By Talli Nauman, Native Sun News, Health & Environment Editor:
LEAD — On Saturday, July 9, Rosebud Sioux tribal member Connie Giroux donned a miner’s hardhat and lamp, safety glasses, battery belt, steel-toed boots, and a reflective vest. Then she took an elevator ride down a shaft through granite rock to a cavern 4,850 feet below the earth’s surface.
It was not strange to her. She does it practically every day in her job as a supervisor at the Sanford Deep Underground Science and Engineering Laboratory (DUSEL).
What made July 9 noteworthy is that her work was different because of Neutrino Day. She was conducting the first high-definition video conferencing from the depths with visitors up top who attended the fourth annual free science fair.

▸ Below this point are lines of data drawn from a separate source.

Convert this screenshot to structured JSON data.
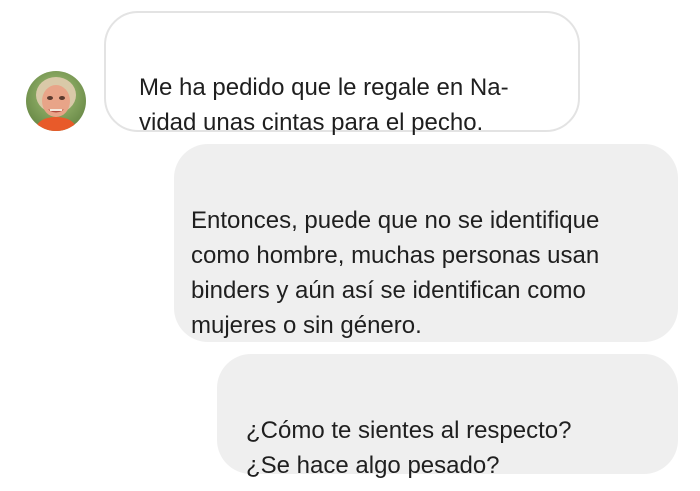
{
  "conversation": {
    "contact": {
      "avatar_icon": "person-avatar-icon"
    },
    "messages": [
      {
        "sender": "contact",
        "text": "Me ha pedido que le regale en Na-\nvidad unas cintas para el pecho."
      },
      {
        "sender": "me",
        "text": "Entonces, puede que no se identifique\ncomo hombre, muchas personas usan\nbinders y aún así se identifican como\nmujeres o sin género."
      },
      {
        "sender": "me",
        "text": "¿Cómo te sientes al respecto?\n¿Se hace algo pesado?"
      }
    ]
  },
  "colors": {
    "incoming_bubble": "#ffffff",
    "incoming_border": "#e3e3e3",
    "outgoing_bubble": "#efefef",
    "text": "#1f1f1f"
  }
}
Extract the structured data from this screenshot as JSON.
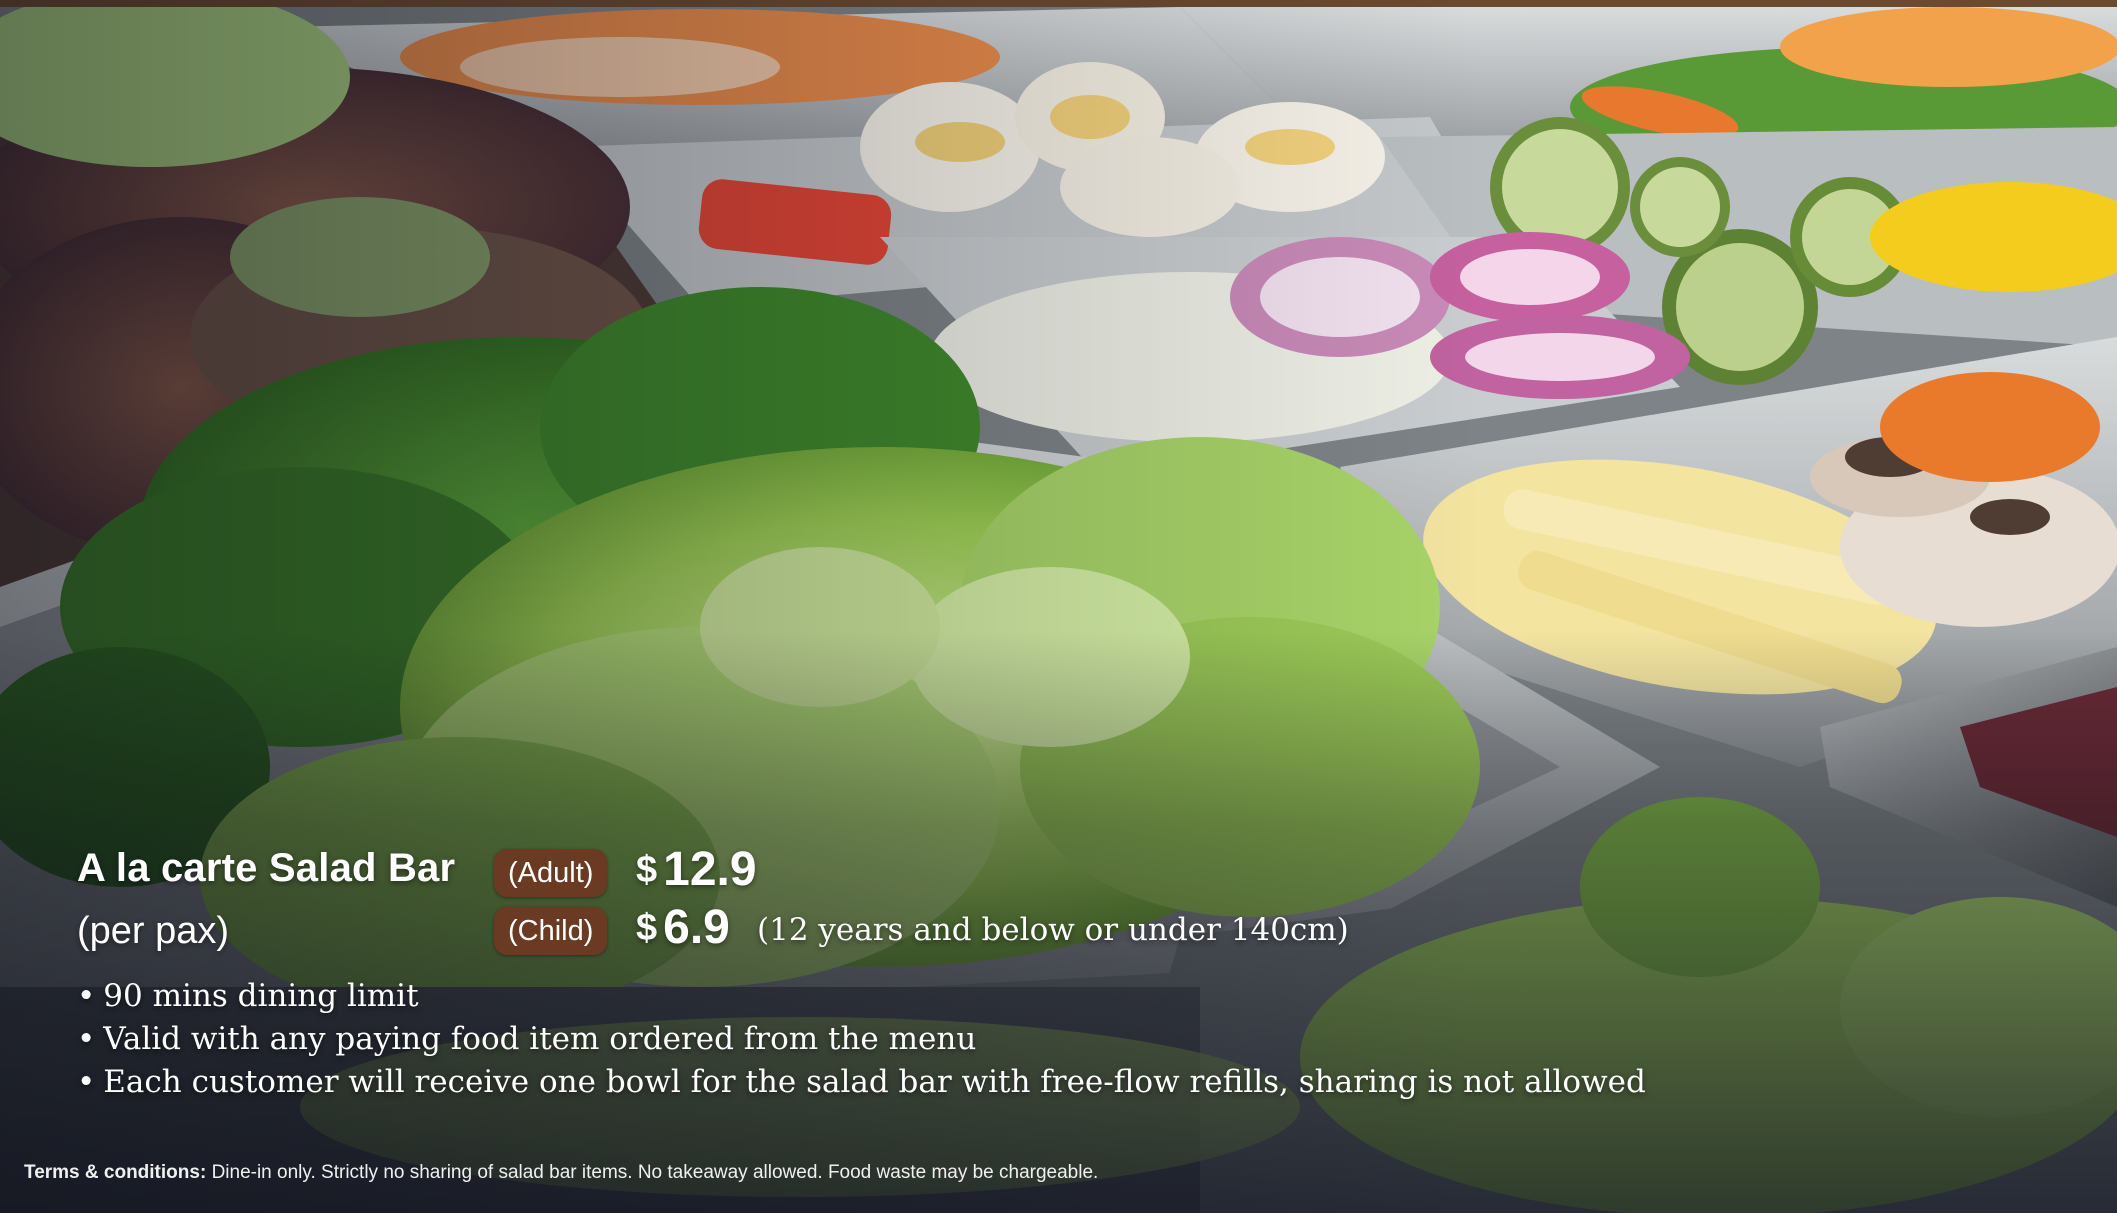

Giroux could explain to them that her usual work is part of a pretty small crew of a privileged few who are conducting some pretty big world class experiments down there – most conspicuously in the Majorana Demonstrator Project and the Large Underground Xenon Detector (LUX).
As a chapter closed in the international race for space last week with the scheduling of NASA’s last shuttle launch, a chapter opened in the comparatively new global race for the underground, in which Sanford lab is conducting the two experiments. One is to characterize neutrinos and the other is to prove the existence of so-called dark matter.